The Arduino code will run in the controller’s software on your computer. The Max patch will need to be run in Max. If you don’t own Max, never fear. You can copy and paste the code into Max’s free runtime application.

Step-by-Step

NYU Music Technology is an active member of the Instructables.com community. As such, a step-by-step guide of building the project may be found here.

Edit: Thanks for the feature, Instructables!

We had a lot of fun with this week’s project and hope you will, too! A special thanks to Langdon Crawford for cleaning up and hosting the code.

Draw MIDIPaper Circuits

Paper circuits have been making their way around the tech world because their low-cost components give them great potential for cheap mass production. For DIY, they offer similar affordability, a great availability of materials, and they’re just plain fun. There’s a novelty in creating something interactive from ink and graphite. Usually, our words and drawings can’t fly off the page, but with the addition of electronics they can light up or be heard.

For an industry application of paper circuits, watch our talk with educator Alex Ruthmann.

For some inspiration, check out this Ted Talk, “DJ Decks Made of Paper” by Kate Stone.

And for some great, simple projects the Exploratorium’s Tinkering Studio has you covered.

 

The Science of Bass Drops!

Video

Edit April 3, 2014: Hey everyone! Hope no one minded our little April Fool’s joke. That said, we’d love to actually make this video. Who wants to do some research? (We do.)

In this video, we explore the science behind bass drops. Why are bass drops so popular in electronic music? Are we responding to pitch the same way cognitively as we do to dynamics? Join us as we explore just why bass drops are so popular. Is it the tension and release? Does it cognitively have to do with the way the pitch drops? Are we, in fact, evolutionarily inclined to love the bass? Or, at least, to respond to it.This video is best listened to on Beats headphones or the phattest sub you own. Please don’t use your Macbook speakers.

 

A shout out to producer Evan Scott for providing the music for this week’s episode. https://soundcloud.com/evanscottproducer

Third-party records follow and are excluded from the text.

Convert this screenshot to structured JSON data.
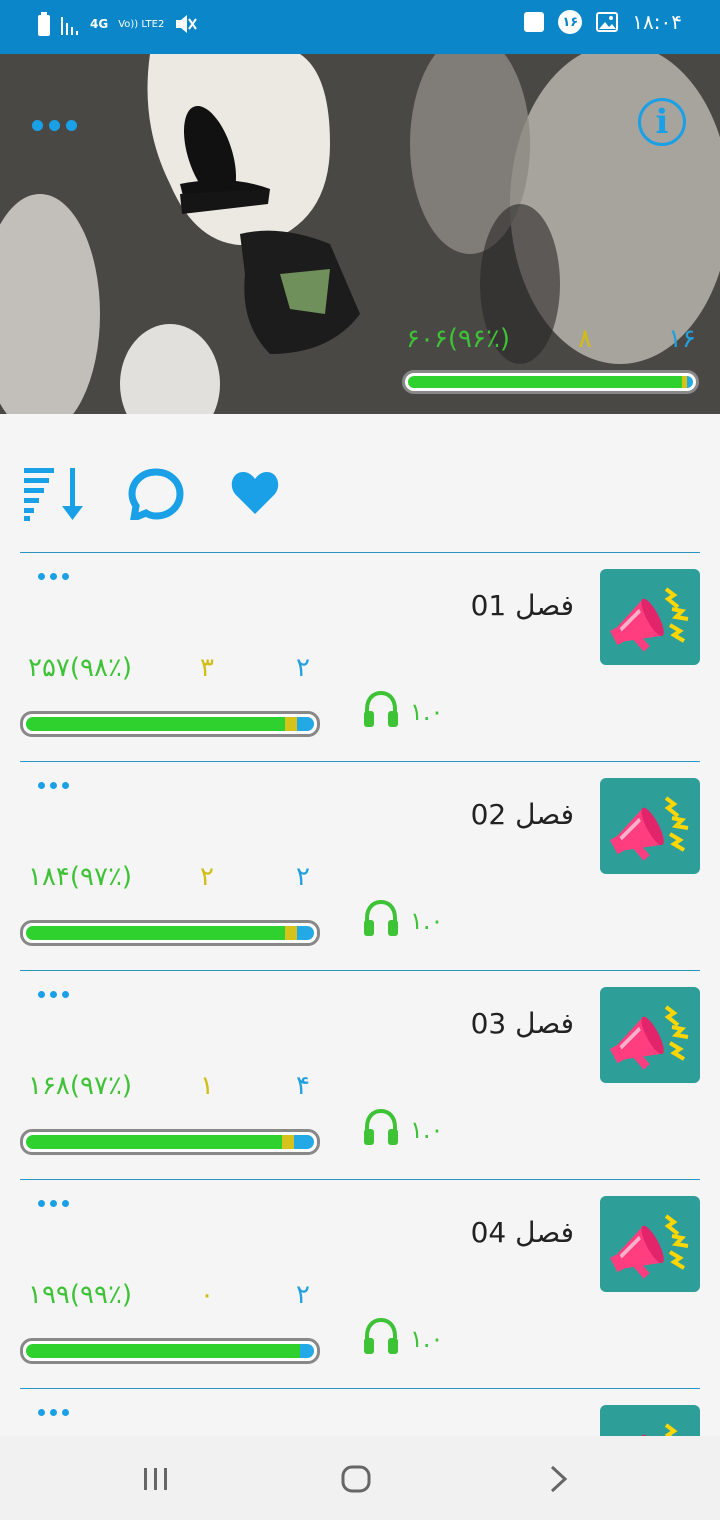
{
  "status_bar": {
    "time": "۱۸:۰۴",
    "notification_count": "۱۶",
    "network": "4G",
    "lte": "Vo)) LTE2"
  },
  "header": {
    "more_icon": "more-dots-icon",
    "info_icon": "info-icon",
    "stats": {
      "left": "۶۰۶(۹۶٪)",
      "middle": "۸",
      "right": "۱۶"
    },
    "progress": {
      "green": 0.96,
      "yellow": 0.02,
      "blue": 0.02
    }
  },
  "toolbar": {
    "icons": [
      "sort-icon",
      "comment-icon",
      "heart-icon"
    ]
  },
  "chapters": [
    {
      "title": "فصل 01",
      "stat_left": "۲۵۷(۹۸٪)",
      "stat_mid": "۳",
      "stat_right": "۲",
      "speed": "۱.۰",
      "progress": {
        "green": 0.9,
        "yellow": 0.04,
        "blue": 0.06
      }
    },
    {
      "title": "فصل 02",
      "stat_left": "۱۸۴(۹۷٪)",
      "stat_mid": "۲",
      "stat_right": "۲",
      "speed": "۱.۰",
      "progress": {
        "green": 0.9,
        "yellow": 0.04,
        "blue": 0.06
      }
    },
    {
      "title": "فصل 03",
      "stat_left": "۱۶۸(۹۷٪)",
      "stat_mid": "۱",
      "stat_right": "۴",
      "speed": "۱.۰",
      "progress": {
        "green": 0.89,
        "yellow": 0.04,
        "blue": 0.07
      }
    },
    {
      "title": "فصل 04",
      "stat_left": "۱۹۹(۹۹٪)",
      "stat_mid": "۰",
      "stat_right": "۲",
      "speed": "۱.۰",
      "progress": {
        "green": 0.95,
        "yellow": 0.0,
        "blue": 0.05
      }
    }
  ],
  "colors": {
    "primary": "#0a86c9",
    "accent": "#1aa0e6",
    "green": "#3ec236",
    "yellow": "#d1bd14",
    "blue": "#22a0dd",
    "thumb_bg": "#2e9e99"
  },
  "nav": {
    "icons": [
      "recent-apps-icon",
      "home-icon",
      "back-icon"
    ]
  }
}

The Science of Wikidrummer

Video

We’re back from spring break with a new video!

Drummer Julien Audigier and Audio Zéro put together the Wikidrummer video, an exploration of different environments and the effect these spaces had on drum sounds.

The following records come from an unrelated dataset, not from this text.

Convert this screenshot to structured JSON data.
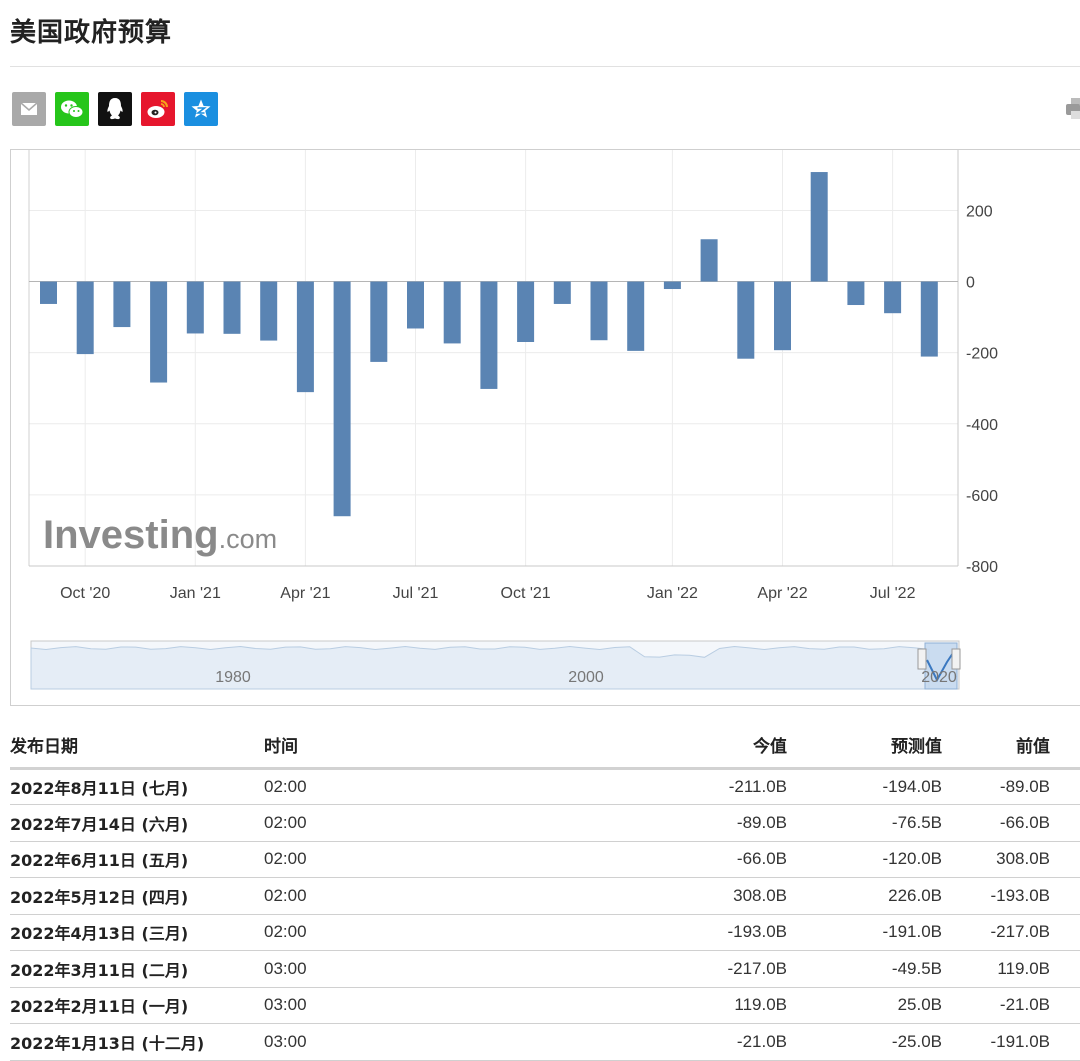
{
  "page": {
    "title": "美国政府预算"
  },
  "share": {
    "icons": [
      "mail-icon",
      "wechat-icon",
      "qq-icon",
      "weibo-icon",
      "qzone-icon"
    ],
    "print_icon": "print-icon"
  },
  "chart_data": {
    "type": "bar",
    "categories": [
      "Sep '20",
      "Oct '20",
      "Nov '20",
      "Dec '20",
      "Jan '21",
      "Feb '21",
      "Mar '21",
      "Apr '21",
      "May '21",
      "Jun '21",
      "Jul '21",
      "Aug '21",
      "Sep '21",
      "Oct '21",
      "Nov '21",
      "Dec '21",
      "Jan '22",
      "Feb '22",
      "Mar '22",
      "Apr '22",
      "May '22",
      "Jun '22",
      "Jul '22",
      "Aug '22"
    ],
    "values": [
      -63,
      -204,
      -128,
      -284,
      -146,
      -147,
      -166,
      -311,
      -660,
      -226,
      -132,
      -174,
      -302,
      -170,
      -63,
      -165,
      -195,
      -21,
      119,
      -217,
      -193,
      308,
      -66,
      -89,
      -211
    ],
    "x_tick_labels": [
      "Oct '20",
      "Jan '21",
      "Apr '21",
      "Jul '21",
      "Oct '21",
      "Jan '22",
      "Apr '22",
      "Jul '22"
    ],
    "y_tick_labels": [
      "200",
      "0",
      "-200",
      "-400",
      "-600",
      "-800"
    ],
    "ylim": [
      -800,
      370
    ],
    "bar_color": "#5a84b3",
    "grid": true,
    "y_axis_position": "right",
    "watermark": "Investing.com",
    "navigator": {
      "labels": [
        "1980",
        "2000",
        "2020"
      ]
    }
  },
  "table": {
    "headers": {
      "date": "发布日期",
      "time": "时间",
      "actual": "今值",
      "forecast": "预测值",
      "previous": "前值"
    },
    "rows": [
      {
        "date": "2022年8月11日 (七月)",
        "time": "02:00",
        "actual": "-211.0B",
        "actual_dir": "neg",
        "forecast": "-194.0B",
        "previous": "-89.0B"
      },
      {
        "date": "2022年7月14日 (六月)",
        "time": "02:00",
        "actual": "-89.0B",
        "actual_dir": "neg",
        "forecast": "-76.5B",
        "previous": "-66.0B"
      },
      {
        "date": "2022年6月11日 (五月)",
        "time": "02:00",
        "actual": "-66.0B",
        "actual_dir": "pos",
        "forecast": "-120.0B",
        "previous": "308.0B"
      },
      {
        "date": "2022年5月12日 (四月)",
        "time": "02:00",
        "actual": "308.0B",
        "actual_dir": "pos",
        "forecast": "226.0B",
        "previous": "-193.0B"
      },
      {
        "date": "2022年4月13日 (三月)",
        "time": "02:00",
        "actual": "-193.0B",
        "actual_dir": "neg",
        "forecast": "-191.0B",
        "previous": "-217.0B"
      },
      {
        "date": "2022年3月11日 (二月)",
        "time": "03:00",
        "actual": "-217.0B",
        "actual_dir": "neg",
        "forecast": "-49.5B",
        "previous": "119.0B"
      },
      {
        "date": "2022年2月11日 (一月)",
        "time": "03:00",
        "actual": "119.0B",
        "actual_dir": "pos",
        "forecast": "25.0B",
        "previous": "-21.0B"
      },
      {
        "date": "2022年1月13日 (十二月)",
        "time": "03:00",
        "actual": "-21.0B",
        "actual_dir": "pos",
        "forecast": "-25.0B",
        "previous": "-191.0B"
      }
    ]
  }
}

In this video, we break down the science behind why all of these spaces sound different. We’ll also show you our own reverb experiment, and how you can incorporate physical spaces into your music, even if it was recorded somewhere else.

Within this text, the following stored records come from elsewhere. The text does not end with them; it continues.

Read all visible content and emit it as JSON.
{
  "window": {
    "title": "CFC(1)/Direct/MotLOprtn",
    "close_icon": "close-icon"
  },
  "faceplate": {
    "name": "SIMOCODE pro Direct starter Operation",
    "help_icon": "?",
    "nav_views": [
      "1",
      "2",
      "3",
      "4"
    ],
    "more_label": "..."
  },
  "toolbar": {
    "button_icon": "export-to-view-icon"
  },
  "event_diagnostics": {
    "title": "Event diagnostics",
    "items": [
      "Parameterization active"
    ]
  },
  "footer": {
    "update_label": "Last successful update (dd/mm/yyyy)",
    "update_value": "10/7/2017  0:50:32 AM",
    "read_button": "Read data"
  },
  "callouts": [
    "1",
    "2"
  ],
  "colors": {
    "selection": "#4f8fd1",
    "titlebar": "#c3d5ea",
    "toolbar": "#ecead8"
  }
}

Where Music, Education, and Technology Collide

We at the Science of Music are firmly perched on the intersection between music and technology, but we’re at a few other crossroads as well.

With technology changing the way we look at art (and vice versa) it’s only to be expected that it’s changing the way we look at education. We, in particular, are especially interested in the way technology is reshaping how we think of music education.

A new edition to NYU’s faculty in 2013, Alex Ruthmann also serves as the President of the Association of Technology in Music Education. We’re happy to have him at NYU, and especially happy to talk with him about the future of music education, why people should learn music, and what it means to be both an innovator and an educator. For more from Alex, you can find him on Twitter as @alexruthmann or visit him at his website.

Analog Vs. Digital: The Age-Old Question

Video

Can you really hear a difference between analog and digital recording? What about in synthesis? In a personified rap battle between analog and digital, who would win?

NYU students, having nothing better to do at our ivory tower of academia (I mean, it’s not like we live in one of America’s biggest commercial and cultural centers or anything) love contemplating age-old questions such as these. You may remember some freshmen who previously did ponder whether was better to auto-tune or to not auto-tune. And while these questions may prove inconclusive, the best part is, as always, in the debate.

 

 

So our freshmen rose to the occasion once again to bring forth this rousing performance; a call to arms for their fellow rap battlers. And a cry heard throughout the land did ring: Who won? Who lost? You decide!*

*No seriously, leave a comment below.